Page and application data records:
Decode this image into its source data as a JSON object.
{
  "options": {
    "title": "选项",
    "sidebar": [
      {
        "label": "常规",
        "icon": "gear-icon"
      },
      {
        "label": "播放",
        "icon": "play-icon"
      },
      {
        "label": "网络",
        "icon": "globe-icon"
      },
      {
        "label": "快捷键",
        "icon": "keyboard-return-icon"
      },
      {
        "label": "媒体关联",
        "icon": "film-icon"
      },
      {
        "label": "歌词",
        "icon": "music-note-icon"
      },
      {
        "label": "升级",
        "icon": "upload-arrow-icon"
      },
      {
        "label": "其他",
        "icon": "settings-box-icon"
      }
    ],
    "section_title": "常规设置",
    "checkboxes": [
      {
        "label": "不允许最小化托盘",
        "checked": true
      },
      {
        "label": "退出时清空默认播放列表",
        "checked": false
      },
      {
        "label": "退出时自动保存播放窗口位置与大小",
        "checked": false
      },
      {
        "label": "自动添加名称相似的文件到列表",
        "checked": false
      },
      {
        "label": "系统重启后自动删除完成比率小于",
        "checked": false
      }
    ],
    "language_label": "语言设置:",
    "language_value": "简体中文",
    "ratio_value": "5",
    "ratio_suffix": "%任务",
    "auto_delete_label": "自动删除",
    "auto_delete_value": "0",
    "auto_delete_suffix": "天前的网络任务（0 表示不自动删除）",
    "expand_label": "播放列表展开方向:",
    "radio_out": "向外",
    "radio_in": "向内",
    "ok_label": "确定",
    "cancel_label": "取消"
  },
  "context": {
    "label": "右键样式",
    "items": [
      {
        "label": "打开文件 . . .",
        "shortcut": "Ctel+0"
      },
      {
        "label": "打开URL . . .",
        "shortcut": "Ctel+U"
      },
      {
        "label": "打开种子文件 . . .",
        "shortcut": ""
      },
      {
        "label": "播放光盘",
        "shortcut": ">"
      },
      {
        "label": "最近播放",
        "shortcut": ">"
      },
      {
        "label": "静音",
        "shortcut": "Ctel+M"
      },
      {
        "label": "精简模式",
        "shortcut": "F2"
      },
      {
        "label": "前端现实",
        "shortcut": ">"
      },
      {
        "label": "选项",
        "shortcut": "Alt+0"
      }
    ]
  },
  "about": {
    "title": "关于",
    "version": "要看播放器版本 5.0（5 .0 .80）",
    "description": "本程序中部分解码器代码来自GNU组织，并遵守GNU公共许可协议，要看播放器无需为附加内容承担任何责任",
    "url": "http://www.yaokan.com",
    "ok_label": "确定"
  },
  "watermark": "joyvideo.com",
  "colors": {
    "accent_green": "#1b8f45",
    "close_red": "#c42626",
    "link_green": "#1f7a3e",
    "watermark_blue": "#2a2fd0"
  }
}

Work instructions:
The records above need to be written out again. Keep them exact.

Response for this exercise:
Decode this image into its source data as a JSON object.
{
  "options": {
    "title": "选项",
    "sidebar": [
      {
        "label": "常规",
        "icon": "gear-icon"
      },
      {
        "label": "播放",
        "icon": "play-icon"
      },
      {
        "label": "网络",
        "icon": "globe-icon"
      },
      {
        "label": "快捷键",
        "icon": "keyboard-return-icon"
      },
      {
        "label": "媒体关联",
        "icon": "film-icon"
      },
      {
        "label": "歌词",
        "icon": "music-note-icon"
      },
      {
        "label": "升级",
        "icon": "upload-arrow-icon"
      },
      {
        "label": "其他",
        "icon": "settings-box-icon"
      }
    ],
    "section_title": "常规设置",
    "checkboxes": [
      {
        "label": "不允许最小化托盘",
        "checked": true
      },
      {
        "label": "退出时清空默认播放列表",
        "checked": false
      },
      {
        "label": "退出时自动保存播放窗口位置与大小",
        "checked": false
      },
      {
        "label": "自动添加名称相似的文件到列表",
        "checked": false
      },
      {
        "label": "系统重启后自动删除完成比率小于",
        "checked": false
      }
    ],
    "language_label": "语言设置:",
    "language_value": "简体中文",
    "ratio_value": "5",
    "ratio_suffix": "%任务",
    "auto_delete_label": "自动删除",
    "auto_delete_value": "0",
    "auto_delete_suffix": "天前的网络任务（0 表示不自动删除）",
    "expand_label": "播放列表展开方向:",
    "radio_out": "向外",
    "radio_in": "向内",
    "ok_label": "确定",
    "cancel_label": "取消"
  },
  "context": {
    "label": "右键样式",
    "items": [
      {
        "label": "打开文件 . . .",
        "shortcut": "Ctel+0"
      },
      {
        "label": "打开URL . . .",
        "shortcut": "Ctel+U"
      },
      {
        "label": "打开种子文件 . . .",
        "shortcut": ""
      },
      {
        "label": "播放光盘",
        "shortcut": ">"
      },
      {
        "label": "最近播放",
        "shortcut": ">"
      },
      {
        "label": "静音",
        "shortcut": "Ctel+M"
      },
      {
        "label": "精简模式",
        "shortcut": "F2"
      },
      {
        "label": "前端现实",
        "shortcut": ">"
      },
      {
        "label": "选项",
        "shortcut": "Alt+0"
      }
    ]
  },
  "about": {
    "title": "关于",
    "version": "要看播放器版本 5.0（5 .0 .80）",
    "description": "本程序中部分解码器代码来自GNU组织，并遵守GNU公共许可协议，要看播放器无需为附加内容承担任何责任",
    "url": "http://www.yaokan.com",
    "ok_label": "确定"
  },
  "watermark": "joyvideo.com",
  "colors": {
    "accent_green": "#1b8f45",
    "close_red": "#c42626",
    "link_green": "#1f7a3e",
    "watermark_blue": "#2a2fd0"
  }
}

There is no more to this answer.